Work to complete
Report, from the records below, every line where the word "that" appears.
[Opening Supplied records section]
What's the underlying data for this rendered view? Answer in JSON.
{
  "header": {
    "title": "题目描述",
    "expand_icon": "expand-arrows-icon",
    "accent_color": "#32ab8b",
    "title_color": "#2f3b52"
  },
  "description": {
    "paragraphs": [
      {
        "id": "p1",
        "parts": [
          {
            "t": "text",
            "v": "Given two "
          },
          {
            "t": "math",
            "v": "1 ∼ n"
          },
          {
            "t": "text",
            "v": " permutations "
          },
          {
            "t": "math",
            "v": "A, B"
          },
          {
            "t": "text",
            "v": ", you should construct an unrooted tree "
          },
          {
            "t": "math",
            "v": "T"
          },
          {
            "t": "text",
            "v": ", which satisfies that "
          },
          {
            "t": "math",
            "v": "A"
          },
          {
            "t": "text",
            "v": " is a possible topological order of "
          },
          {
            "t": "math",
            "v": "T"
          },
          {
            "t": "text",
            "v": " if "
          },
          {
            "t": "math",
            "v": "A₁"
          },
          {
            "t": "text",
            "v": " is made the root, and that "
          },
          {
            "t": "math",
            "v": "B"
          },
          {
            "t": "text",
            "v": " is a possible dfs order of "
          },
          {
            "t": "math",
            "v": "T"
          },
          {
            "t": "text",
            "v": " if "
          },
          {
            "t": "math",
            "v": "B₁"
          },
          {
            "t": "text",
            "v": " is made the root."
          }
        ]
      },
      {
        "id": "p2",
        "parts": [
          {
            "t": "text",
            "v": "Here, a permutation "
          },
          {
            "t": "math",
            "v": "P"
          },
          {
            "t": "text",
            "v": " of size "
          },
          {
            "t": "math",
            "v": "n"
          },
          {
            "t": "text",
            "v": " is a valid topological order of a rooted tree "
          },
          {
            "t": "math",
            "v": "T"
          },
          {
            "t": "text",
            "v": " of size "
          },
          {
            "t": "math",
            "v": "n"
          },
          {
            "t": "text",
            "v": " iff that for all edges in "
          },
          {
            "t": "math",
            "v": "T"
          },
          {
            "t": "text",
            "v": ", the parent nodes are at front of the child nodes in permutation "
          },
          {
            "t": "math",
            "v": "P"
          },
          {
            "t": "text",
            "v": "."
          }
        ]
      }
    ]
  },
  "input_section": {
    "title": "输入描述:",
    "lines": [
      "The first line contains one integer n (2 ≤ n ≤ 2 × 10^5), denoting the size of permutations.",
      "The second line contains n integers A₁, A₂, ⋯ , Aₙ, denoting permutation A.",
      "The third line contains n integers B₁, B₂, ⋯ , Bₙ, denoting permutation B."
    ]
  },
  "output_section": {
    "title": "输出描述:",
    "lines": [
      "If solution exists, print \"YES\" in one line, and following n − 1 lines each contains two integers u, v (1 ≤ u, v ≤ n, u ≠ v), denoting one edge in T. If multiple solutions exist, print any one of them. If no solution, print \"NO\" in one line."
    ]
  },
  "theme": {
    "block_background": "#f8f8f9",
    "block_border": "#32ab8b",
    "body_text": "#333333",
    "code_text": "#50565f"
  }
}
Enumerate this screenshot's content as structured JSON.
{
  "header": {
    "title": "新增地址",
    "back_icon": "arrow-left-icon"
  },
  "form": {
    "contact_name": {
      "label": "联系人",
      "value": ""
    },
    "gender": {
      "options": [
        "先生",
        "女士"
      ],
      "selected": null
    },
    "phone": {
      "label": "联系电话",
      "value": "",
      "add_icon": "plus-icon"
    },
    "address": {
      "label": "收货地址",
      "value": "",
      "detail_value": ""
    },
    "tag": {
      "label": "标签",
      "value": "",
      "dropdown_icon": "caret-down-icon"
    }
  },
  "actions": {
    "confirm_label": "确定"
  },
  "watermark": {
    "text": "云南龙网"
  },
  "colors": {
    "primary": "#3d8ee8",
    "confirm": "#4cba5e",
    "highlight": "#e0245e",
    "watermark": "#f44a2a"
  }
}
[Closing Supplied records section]
Result
            "v": ", which satisfies that "
            "v": " is made the root, and that "
            "v": " iff that for all edges in "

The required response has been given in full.